The Association makes it absolutely clear that its members are 100% committed to delivering safe food to consumers and that Food Business Operators (FBOs) accept all the standards and regulations connected with such a commitment. SAMW also says it has no difficulty with the ‘concept’ of full cost recovery.      
The next point, however, is strongly made, namely that full cost recovery should only apply to a ‘properly run, efficient and properly resourced service delivered at a fair cost to industry’.      
“That would be no different to other services which abattoirs require to buy-in,” said SAMW. “FBOs go to a range of suppliers and invite tenders so that they can test the quality and price of the goods they choose to buy. Alas, the FSA is a monopoly public sector provider of services. Therein lies the problem, with no competition or stimulus to be better. In effect the FSA can provide the service that suits them at whatever price they choose.      
“The effect of the cost recovery policy, should it proceed, will be to put companies out of business and increase unemployment. Apart from food supply concerns, home production will be substituted by imports, many from Third Countries, which will not be subject to the same rigour of inspection as in the UK. Consequently, Scotland Food and Drink’s high level target of increasing the value of Scottish production from £10 – £12.5 billion by 2017 will be threatened because, apart from whisky, meat is a main contributor.”      

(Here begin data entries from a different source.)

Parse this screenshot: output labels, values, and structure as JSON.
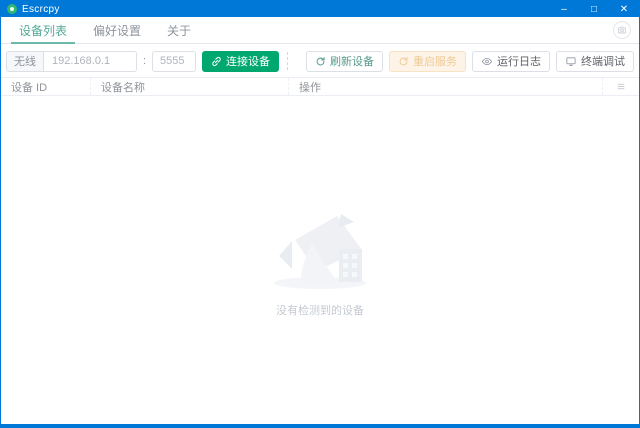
{
  "window": {
    "title": "Escrcpy",
    "minimize_glyph": "–",
    "maximize_glyph": "□",
    "close_glyph": "✕"
  },
  "tabbar": {
    "tabs": [
      {
        "label": "设备列表",
        "active": true
      },
      {
        "label": "偏好设置",
        "active": false
      },
      {
        "label": "关于",
        "active": false
      }
    ]
  },
  "toolbar": {
    "mode_label": "无线",
    "ip_placeholder": "192.168.0.1",
    "separator": ":",
    "port_placeholder": "5555",
    "connect_label": "连接设备",
    "refresh_label": "刷新设备",
    "restart_label": "重启服务",
    "logs_label": "运行日志",
    "terminal_label": "终端调试"
  },
  "device_table": {
    "columns": [
      "设备 ID",
      "设备名称",
      "操作"
    ],
    "rows": [],
    "empty_text": "没有检测到的设备"
  },
  "colors": {
    "titlebar_blue": "#0078d7",
    "primary_green": "#00a870",
    "active_tab_teal": "#53a896",
    "warning_disabled_bg": "#fdf3e7",
    "warning_disabled_text": "#eecb96",
    "header_text_gray": "#909399"
  }
}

SAMW also questions the Agency’s promise of future charging economies.      
“The FSA says it will make £5 million of efficiency savings in the next four years but this is lacking in ambition and carries no guarantees that it will be honestly delivered,” said SAMW. “In any event, a service costing £50 million still requires the processing sector to pay double what it is paying now. This will ruin many businesses, even if it is phased in over three years.”      
The consultation document’s silence on how full costs will be calculated, also draws sharp comment.      
“EU legislation requires the FSA to publish how it calculates its charges and restricts what such charges may include,” said SAMW. “Any reasonably informed reader of the legislation would conclude that the intention is to restrict charges to the direct costs of inspection staff. It is clear that the FSA includes significantly more than that.      
“A very large amount of the FSA’s costs are overheads of one kind or another. Despite numerous requests to FSA we have not received information on this. However we do know that a large part of this is the pension liability for employed staff. We also know that the overhead on the supply of meat inspectors charged to FBOs is inordinately high, as much as 50% of what FSA contracts them for. It would be morally wrong for FBOs to be expected to pick up the cost of pension liabilities held by the FSA and at the same time for the FSA to profiteer through add-ons to staff contract prices. Transparency on all aspects of FSA finances is a pre-requisite of any proposal by a public body seeking to transfer its costs to the private sector.      
“This consultation is a false representation and gives no solid foundation on which to take decisions affecting the future of businesses and the employees who work for them. Before any change is made to charges, the whole system of inspection and the FSA’s over burdensome approach to delivery should be investigated independently.”